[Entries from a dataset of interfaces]
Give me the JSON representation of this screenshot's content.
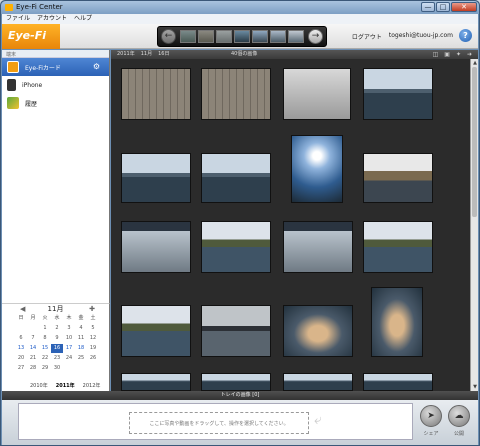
{
  "window": {
    "title": "Eye-Fi Center",
    "controls": [
      "—",
      "□",
      "✕"
    ]
  },
  "menu": [
    "ファイル",
    "アカウント",
    "ヘルプ"
  ],
  "header": {
    "logo": "Eye-Fi",
    "logout": "ログアウト",
    "email": "togeshi@tuou-jp.com",
    "help": "?"
  },
  "sidebar": {
    "section_label": "端末",
    "items": [
      {
        "label": "Eye-Fiカード",
        "selected": true,
        "icon_color": "#f29d12"
      },
      {
        "label": "iPhone",
        "selected": false,
        "icon_color": "#333333"
      },
      {
        "label": "履歴",
        "selected": false,
        "icon_color": "#5aa83a"
      }
    ]
  },
  "calendar": {
    "month": "11月",
    "weekdays": [
      "日",
      "月",
      "火",
      "水",
      "木",
      "金",
      "土"
    ],
    "days": [
      "",
      "",
      "1",
      "2",
      "3",
      "4",
      "5",
      "6",
      "7",
      "8",
      "9",
      "10",
      "11",
      "12",
      "13",
      "14",
      "15",
      "16",
      "17",
      "18",
      "19",
      "20",
      "21",
      "22",
      "23",
      "24",
      "25",
      "26",
      "27",
      "28",
      "29",
      "30",
      "",
      "",
      ""
    ],
    "photo_days": [
      "13",
      "14",
      "15",
      "16",
      "17",
      "18"
    ],
    "selected_day": "16",
    "years": [
      "2010年",
      "2011年",
      "2012年"
    ],
    "current_year": "2011年"
  },
  "toolbar": {
    "year": "2011年",
    "month": "11月",
    "day": "16日",
    "count": "40個の画像"
  },
  "tray": {
    "label": "トレイの画像 [0]",
    "drop_hint": "ここに写真や動画をドラッグして、操作を選択してください。",
    "share_label": "シェア",
    "save_label": "公開"
  },
  "photos": [
    {
      "kind": "board"
    },
    {
      "kind": "board"
    },
    {
      "kind": "screen"
    },
    {
      "kind": "lake"
    },
    {
      "kind": "lake"
    },
    {
      "kind": "lake"
    },
    {
      "kind": "sun"
    },
    {
      "kind": "shore"
    },
    {
      "kind": "water"
    },
    {
      "kind": "mountain"
    },
    {
      "kind": "water"
    },
    {
      "kind": "mountain"
    },
    {
      "kind": "mountain"
    },
    {
      "kind": "cloudy"
    },
    {
      "kind": "fish"
    },
    {
      "kind": "fish"
    },
    {
      "kind": "lake"
    },
    {
      "kind": "lake"
    },
    {
      "kind": "lake"
    },
    {
      "kind": "lake"
    }
  ]
}
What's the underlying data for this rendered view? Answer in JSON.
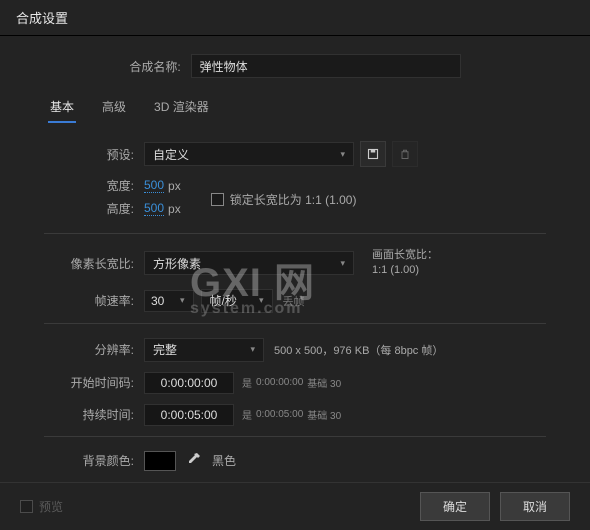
{
  "dialog": {
    "title": "合成设置"
  },
  "compName": {
    "label": "合成名称:",
    "value": "弹性物体"
  },
  "tabs": {
    "basic": "基本",
    "advanced": "高级",
    "renderer": "3D 渲染器"
  },
  "preset": {
    "label": "预设:",
    "value": "自定义"
  },
  "width": {
    "label": "宽度:",
    "value": "500",
    "unit": "px"
  },
  "height": {
    "label": "高度:",
    "value": "500",
    "unit": "px"
  },
  "lockAspect": {
    "label": "锁定长宽比为",
    "ratio": "1:1 (1.00)"
  },
  "pixelAspect": {
    "label": "像素长宽比:",
    "value": "方形像素"
  },
  "frameAspect": {
    "label": "画面长宽比：",
    "value": "1:1 (1.00)"
  },
  "frameRate": {
    "label": "帧速率:",
    "value": "30",
    "unit": "帧/秒",
    "drop": "丢帧"
  },
  "resolution": {
    "label": "分辨率:",
    "value": "完整",
    "info": "500 x 500，976 KB（每 8bpc 帧）"
  },
  "startTc": {
    "label": "开始时间码:",
    "value": "0:00:00:00",
    "meta1": "是",
    "meta2": "0:00:00:00",
    "meta3": "基础 30"
  },
  "duration": {
    "label": "持续时间:",
    "value": "0:00:05:00",
    "meta1": "是",
    "meta2": "0:00:05:00",
    "meta3": "基础 30"
  },
  "bgColor": {
    "label": "背景颜色:",
    "name": "黑色",
    "hex": "#000000"
  },
  "footer": {
    "preview": "预览",
    "ok": "确定",
    "cancel": "取消"
  },
  "watermark": {
    "main": "GXI 网",
    "sub": "system.com"
  }
}
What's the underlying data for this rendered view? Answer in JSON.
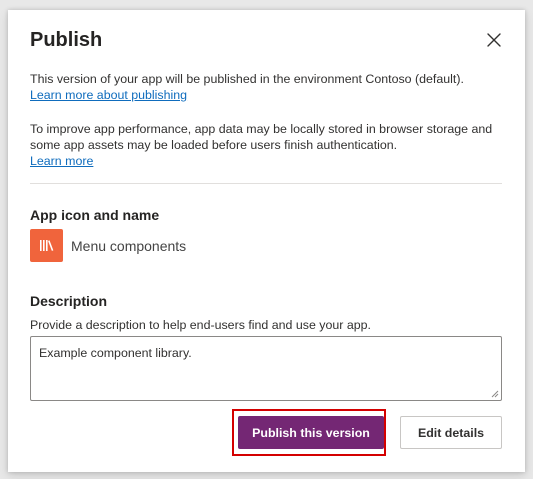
{
  "dialog": {
    "title": "Publish",
    "intro_text": "This version of your app will be published in the environment Contoso (default).",
    "intro_link": "Learn more about publishing",
    "perf_text": "To improve app performance, app data may be locally stored in browser storage and some app assets may be loaded before users finish authentication.",
    "perf_link": "Learn more"
  },
  "app": {
    "heading": "App icon and name",
    "name": "Menu components",
    "icon": "library-books-icon",
    "icon_color": "#f0643c"
  },
  "description": {
    "heading": "Description",
    "hint": "Provide a description to help end-users find and use your app.",
    "value": "Example component library."
  },
  "actions": {
    "primary_label": "Publish this version",
    "secondary_label": "Edit details",
    "primary_color": "#742774",
    "highlight_color": "#d40000"
  }
}
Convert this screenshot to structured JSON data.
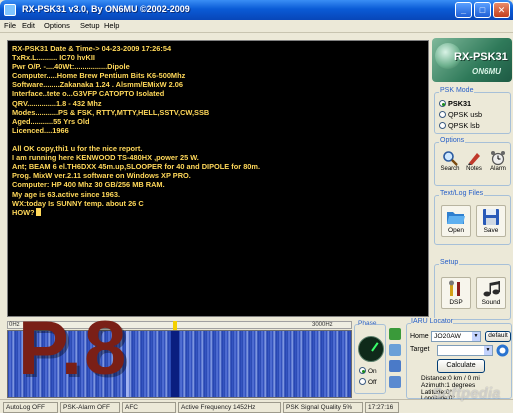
{
  "window": {
    "title": "RX-PSK31 v3.0, By ON6MU ©2002-2009",
    "min_label": "_",
    "max_label": "□",
    "close_label": "✕"
  },
  "menu": [
    "File",
    "Edit",
    "Options",
    "Setup",
    "Help"
  ],
  "log": {
    "lines": [
      "RX-PSK31 Date & Time-> 04-23-2009 17:26:54",
      "TxRx.L.......... IC70 hvKII",
      "Pwr O/P. -....40Wt:................Dipole",
      "Computer.....Home Brew Pentium Bits K6-500Mhz",
      "Software........Zakanaka 1.24 . Alsmm/EMixW 2.06",
      "Interface..tete o...G3VFP CATOPTO Isolated",
      "QRV..............1.8 - 432 Mhz",
      "Modes...........PS & FSK, RTTY,MTTY,HELL,SSTV,CW,SSB",
      "Aged...........55 Yrs Old",
      "Licenced....1966",
      "",
      "All OK copy,thi1 u for the nice report.",
      "I am running here KENWOOD TS-480HX ,power 25 W.",
      "Ant; BEAM 6 el.TH6DXX 45m.up,SLOOPER for 40 and DIPOLE for 80m.",
      "Prog. MixW ver.2.11 software on Windows XP PRO.",
      "Computer: HP 400 Mhz 30 GB/256 MB RAM.",
      "My age is 63.active since 1963.",
      "WX:today Is SUNNY temp. about  26 C",
      " HOW?"
    ]
  },
  "logo": {
    "name": "RX-PSK31",
    "sub": "ON6MU"
  },
  "psk_mode": {
    "title": "PSK Mode",
    "options": [
      {
        "label": "PSK31",
        "selected": true
      },
      {
        "label": "QPSK usb",
        "selected": false
      },
      {
        "label": "QPSK lsb",
        "selected": false
      }
    ]
  },
  "options_group": {
    "title": "Options",
    "tools": [
      {
        "label": "Search",
        "icon": "magnifier-icon"
      },
      {
        "label": "Notes",
        "icon": "notes-icon"
      },
      {
        "label": "Alarm",
        "icon": "alarm-icon"
      }
    ]
  },
  "text_log_files": {
    "title": "Text/Log Files",
    "open_label": "Open",
    "save_label": "Save"
  },
  "setup_group": {
    "title": "Setup",
    "dsp_label": "DSP",
    "sound_label": "Sound"
  },
  "waterfall": {
    "low_label": "0Hz",
    "high_label": "3000Hz"
  },
  "overlay": {
    "text": "P.8"
  },
  "phase": {
    "title": "Phase",
    "on_label": "On",
    "off_label": "Off",
    "on_selected": true
  },
  "iaru": {
    "title": "IARU Locator",
    "home_label": "Home",
    "home_value": "JO20AW",
    "default_label": "default",
    "target_label": "Target",
    "target_value": "",
    "calculate_label": "Calculate",
    "distance": "Distance:0 km / 0 mi",
    "azimuth": "Azimuth:1 degrees",
    "latitude": "Latitude:0°",
    "longitude": "Longitude:0°"
  },
  "status": {
    "autolog": "AutoLog OFF",
    "psk_alarm": "PSK-Alarm OFF",
    "afc": "AFC",
    "active_frequency": "Active Frequency 1452Hz",
    "signal_quality": "PSK Signal Quality 5%",
    "time": "17:27:16"
  },
  "watermark": "Softpedia",
  "colors": {
    "log_text": "#ffd85a",
    "log_bg": "#000000",
    "accent": "#2860c8",
    "overlay": "#7a1f16"
  }
}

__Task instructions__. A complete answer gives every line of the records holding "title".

__Result of this exercise__.
    "title": "Eye-Fi Center",
    "title": "合成设置"
    "title": "Publish",
    "title": "RX-PSK31 v3.0, By ON6MU ©2002-2009",
    "title": "PSK Mode",
    "title": "Options",
    "title": "Text/Log Files",
    "title": "Setup",
    "title": "Phase",
    "title": "IARU Locator",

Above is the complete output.